    Great report as always. :) Thanks for the insight into Setouchi Ryori. I love Sazae, and I'm glad we're lucky enough to get it once in a while here in So Cal.

    For the Fugu, did it impart any of the (in)famous numbing effect when you were eating it? Just curious. :)

    1 Reply
    1. re: exilekiss
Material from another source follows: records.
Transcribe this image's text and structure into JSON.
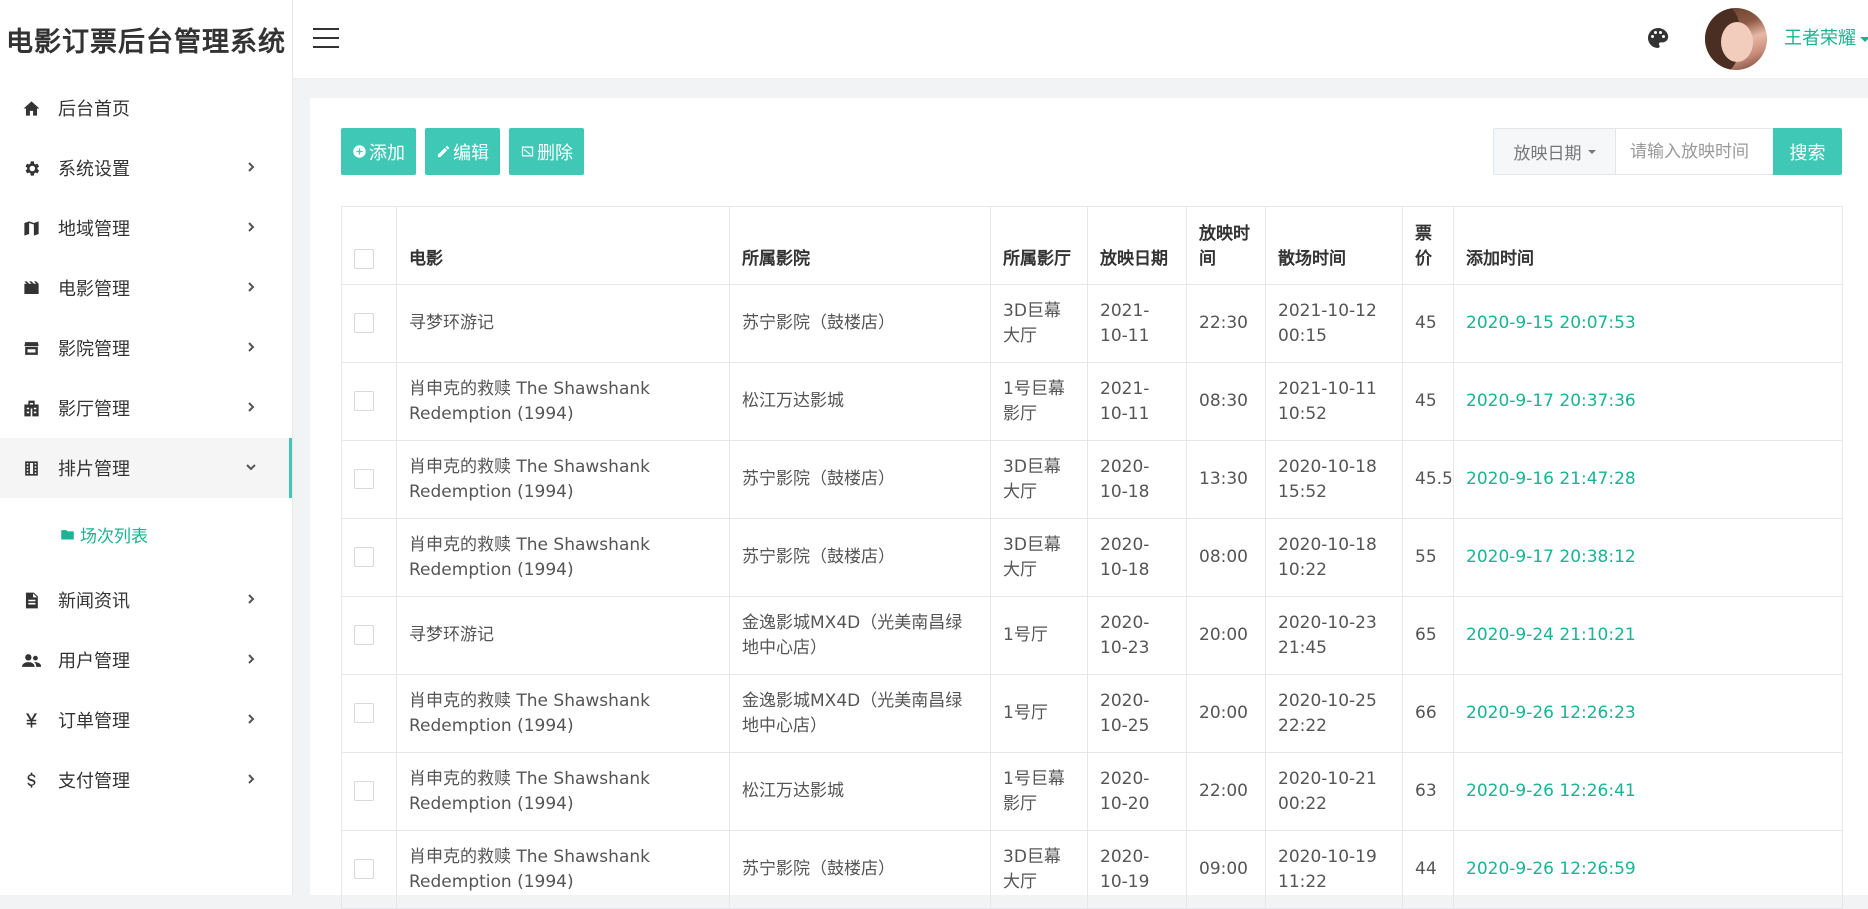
{
  "app": {
    "title": "电影订票后台管理系统"
  },
  "header": {
    "user_name": "王者荣耀"
  },
  "sidebar": {
    "items": [
      {
        "label": "后台首页",
        "icon": "home-icon"
      },
      {
        "label": "系统设置",
        "icon": "gear-icon"
      },
      {
        "label": "地域管理",
        "icon": "map-icon"
      },
      {
        "label": "电影管理",
        "icon": "film-icon"
      },
      {
        "label": "影院管理",
        "icon": "store-icon"
      },
      {
        "label": "影厅管理",
        "icon": "building-icon"
      },
      {
        "label": "排片管理",
        "icon": "filmstrip-icon",
        "expanded": true
      },
      {
        "label": "新闻资讯",
        "icon": "document-icon"
      },
      {
        "label": "用户管理",
        "icon": "users-icon"
      },
      {
        "label": "订单管理",
        "icon": "yen-icon"
      },
      {
        "label": "支付管理",
        "icon": "dollar-icon"
      }
    ],
    "sub_item": {
      "label": "场次列表",
      "icon": "folder-icon"
    }
  },
  "toolbar": {
    "add_label": "添加",
    "edit_label": "编辑",
    "delete_label": "删除"
  },
  "search": {
    "select_value": "放映日期",
    "placeholder": "请输入放映时间",
    "button_label": "搜索"
  },
  "table": {
    "columns": [
      "电影",
      "所属影院",
      "所属影厅",
      "放映日期",
      "放映时间",
      "散场时间",
      "票价",
      "添加时间"
    ],
    "rows": [
      [
        "寻梦环游记",
        "苏宁影院（鼓楼店）",
        "3D巨幕大厅",
        "2021-10-11",
        "22:30",
        "2021-10-12 00:15",
        "45",
        "2020-9-15 20:07:53"
      ],
      [
        "肖申克的救赎 The Shawshank Redemption (1994)",
        "松江万达影城",
        "1号巨幕影厅",
        "2021-10-11",
        "08:30",
        "2021-10-11 10:52",
        "45",
        "2020-9-17 20:37:36"
      ],
      [
        "肖申克的救赎 The Shawshank Redemption (1994)",
        "苏宁影院（鼓楼店）",
        "3D巨幕大厅",
        "2020-10-18",
        "13:30",
        "2020-10-18 15:52",
        "45.5",
        "2020-9-16 21:47:28"
      ],
      [
        "肖申克的救赎 The Shawshank Redemption (1994)",
        "苏宁影院（鼓楼店）",
        "3D巨幕大厅",
        "2020-10-18",
        "08:00",
        "2020-10-18 10:22",
        "55",
        "2020-9-17 20:38:12"
      ],
      [
        "寻梦环游记",
        "金逸影城MX4D（光美南昌绿地中心店）",
        "1号厅",
        "2020-10-23",
        "20:00",
        "2020-10-23 21:45",
        "65",
        "2020-9-24 21:10:21"
      ],
      [
        "肖申克的救赎 The Shawshank Redemption (1994)",
        "金逸影城MX4D（光美南昌绿地中心店）",
        "1号厅",
        "2020-10-25",
        "20:00",
        "2020-10-25 22:22",
        "66",
        "2020-9-26 12:26:23"
      ],
      [
        "肖申克的救赎 The Shawshank Redemption (1994)",
        "松江万达影城",
        "1号巨幕影厅",
        "2020-10-20",
        "22:00",
        "2020-10-21 00:22",
        "63",
        "2020-9-26 12:26:41"
      ],
      [
        "肖申克的救赎 The Shawshank Redemption (1994)",
        "苏宁影院（鼓楼店）",
        "3D巨幕大厅",
        "2020-10-19",
        "09:00",
        "2020-10-19 11:22",
        "44",
        "2020-9-26 12:26:59"
      ]
    ]
  }
}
      Eating fugu is not some scary proposition. It's something the old folks have been eating every season because it tastes good. There's no numbing effect. I'm sure there are places where one can go to get that thrill, but I would say that 98% of the Japanese people who eat fugu don't even think about that. Fugu is a delicacy from southwestern Japan, and it's just a seasonal food here. I'm sure there are also the 20000 yen course dinners somewhere around here, but our dinner course was in the 6000 yen range, and I had more fugu than I could eat. Maybe there are levels of fugu quality, where the premium stuff goes straight to Tokyo or Osaka. And in Hagi, the fugu there seems pretty much like an everyday food.